Art Institute of Chicago.
In her texts and interviews Frances Stark often quotes the famous 1970s feminist movement rally cry – “The personal is the political”. That is the mantra that drives her work. But what exactly is the political bent that she is angling towards? A thorough survey on Stark’s show entitled “Intimism” offers a unique opportunity to unpack her approach.
One would imagine that self-defining as a political artist suggests a sense of radicalism. However, Stark’s choice of creative expression is manifested through internet-related platforms such as conversations in online sex chat rooms in the works like “Osservate, leggete con me” (2012) and private images printed from those shared on her Instagram account “@therealstarkiller” (2015), which are decidedly the most banal things anybody can do these days. She is lauded for exposing herself in her artwork, although – different from other contemporaries like Andrea Fraser who made an amateur sex tape of prostituting her body to a collector in 2003 – Stark’s works are markedly innocuous, despite the allusions to cam sex, daggering and an occasional formal visual reference to female body parts. Rather, her works are humorous, witty, and bitter sweet. She pointedly mixes art history with pop culture and draws inspiration from rappers such as DJ Quick and writers such as David Foster Wallace with his concept of “videophony”. Her works deal with relationships and domestic environments as seen through the lens of changing technologies, which Stark observes with astute foresight. These technologies are used as tools, not to expose herself, but to expose the language of communication used in contemporary life for connecting people across an alienating digital divide.
Frances Stark, installation view of Bobby Jesus’s Alma Mater b/w Reading the Book of David and/or Paying Attention Is Free, 2013, courtesy the artist and Gavin Brown’s enterprise, New York, photography by Mark WoodsOther cult artworks included in the exhibition are a series of pre-YouTube, low-fi “Cat Videos” (1999-2002), which hinge directly on the recurrent fascination with cat image memes surfacing online today. In a 2007 interview with fellow artist Amy Yao, Stark describes: “There’s something about living with cats that is very visual, that is so much about observing them, being able to stare at them.” Herein this simple statement, we find the crux of what drives the genius in Stark’s work – a sensitivity to the visual language of interiority. She is interested in how images can tangibly materialise through matter and how the consumption of culture and images functions and changes in our environments.
Born in 1967, Stark is from a generation that knew had the internet as a remote option and she chose to opt in. There is a considerable lack of cynicism about the manipulation of online communications in Stark’s work, which can be juxtaposed with younger artists like Amalia Ulman (b. 1989) who created a huge following on her Instagram account sharing a personal journey through plastic surgery and self-development, all of which turned out to be a huge scam as a conceptual project.

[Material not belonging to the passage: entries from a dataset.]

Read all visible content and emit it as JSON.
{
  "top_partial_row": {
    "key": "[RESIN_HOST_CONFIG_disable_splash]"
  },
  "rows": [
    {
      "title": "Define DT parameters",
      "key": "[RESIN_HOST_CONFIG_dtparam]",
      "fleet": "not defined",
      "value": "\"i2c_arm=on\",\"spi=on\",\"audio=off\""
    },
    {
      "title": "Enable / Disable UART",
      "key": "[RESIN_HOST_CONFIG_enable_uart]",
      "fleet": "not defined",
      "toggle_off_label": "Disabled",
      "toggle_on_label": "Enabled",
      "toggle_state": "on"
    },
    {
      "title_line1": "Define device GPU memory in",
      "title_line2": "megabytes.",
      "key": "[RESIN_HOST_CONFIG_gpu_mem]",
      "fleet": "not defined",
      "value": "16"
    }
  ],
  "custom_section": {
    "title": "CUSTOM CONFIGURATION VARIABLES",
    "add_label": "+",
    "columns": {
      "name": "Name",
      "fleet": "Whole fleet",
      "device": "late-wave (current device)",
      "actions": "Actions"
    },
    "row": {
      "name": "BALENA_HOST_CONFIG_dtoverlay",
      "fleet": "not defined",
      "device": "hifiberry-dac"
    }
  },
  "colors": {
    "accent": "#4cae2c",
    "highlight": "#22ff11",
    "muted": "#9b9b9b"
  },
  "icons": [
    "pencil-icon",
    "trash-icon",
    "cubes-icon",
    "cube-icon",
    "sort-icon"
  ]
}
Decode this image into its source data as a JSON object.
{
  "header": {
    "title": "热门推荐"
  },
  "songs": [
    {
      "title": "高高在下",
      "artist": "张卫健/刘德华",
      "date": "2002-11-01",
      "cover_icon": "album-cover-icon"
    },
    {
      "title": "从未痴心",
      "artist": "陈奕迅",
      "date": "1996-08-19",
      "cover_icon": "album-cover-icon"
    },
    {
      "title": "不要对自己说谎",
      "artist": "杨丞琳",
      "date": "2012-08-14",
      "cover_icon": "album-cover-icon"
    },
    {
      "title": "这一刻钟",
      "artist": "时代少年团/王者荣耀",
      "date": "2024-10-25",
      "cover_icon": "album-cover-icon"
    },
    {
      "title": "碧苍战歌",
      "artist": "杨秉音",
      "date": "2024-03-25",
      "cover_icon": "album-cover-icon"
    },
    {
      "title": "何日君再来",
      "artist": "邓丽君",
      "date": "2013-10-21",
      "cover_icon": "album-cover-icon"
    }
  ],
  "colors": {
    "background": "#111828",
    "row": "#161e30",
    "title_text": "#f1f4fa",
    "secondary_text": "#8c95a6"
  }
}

Frances Stark, still frame, this is not exactly a cat video: with David Bowie’s “Star Man,” 2006, image courtesy the artist
“Intimism” – the title of Stark’s exhibition, hails from a largely unknown early 20th century art movement in France. Intimists created small paintings and drawings featuring quiet domestic scenes with natural colours distorted to express mood – similar to the way Instagram and its filters are used today. A principal work in Stark’s survey “Madame Vallotton and Her Niece, Germain Aghion” (1899), painted by chief Intimist painter Félix Vallotton, was pulled from the Art Institute’s collection and hangs among Stark’s works as a locus for a broader historical understanding, for reading into and sharing personal of imagery.
Frances Stark, from therealstarkiller #1298, 2015, courtesy the artist
Life-size murals of dejected females holding telephone receivers “Detumescence and/or its Opposite (from a Torment of Follies)” (2012) and oversized black and white images of tin can phones “Non-Electrical Telephony and/or Lovers’ Telephone” (2010) are dispersed throughout the galleries as if the flat, vacuous forms are trying to connect with other humans in the unknown. Across the way hang the series of ten drawings “Clever/Stupid Pirouette” (2014) where the ambigram term is drawn for reading both backwards and forwards above a signpost of arrows leading one to the next but always turning in on itself. To the cynic existentialist, this can be read as a moment of defeat but for those who have faith in honest human connections, it’s a reminder to stop looking elsewhere for intimacy, once the restless pirouettes come to a halt, a security found in intimacy is already there, right where you stand. Perhaps it is in that taboo of revealing her belief in “faith” that Stark’s political message can be found.
First published on Sleek-Mag.com, August 18th, 2015.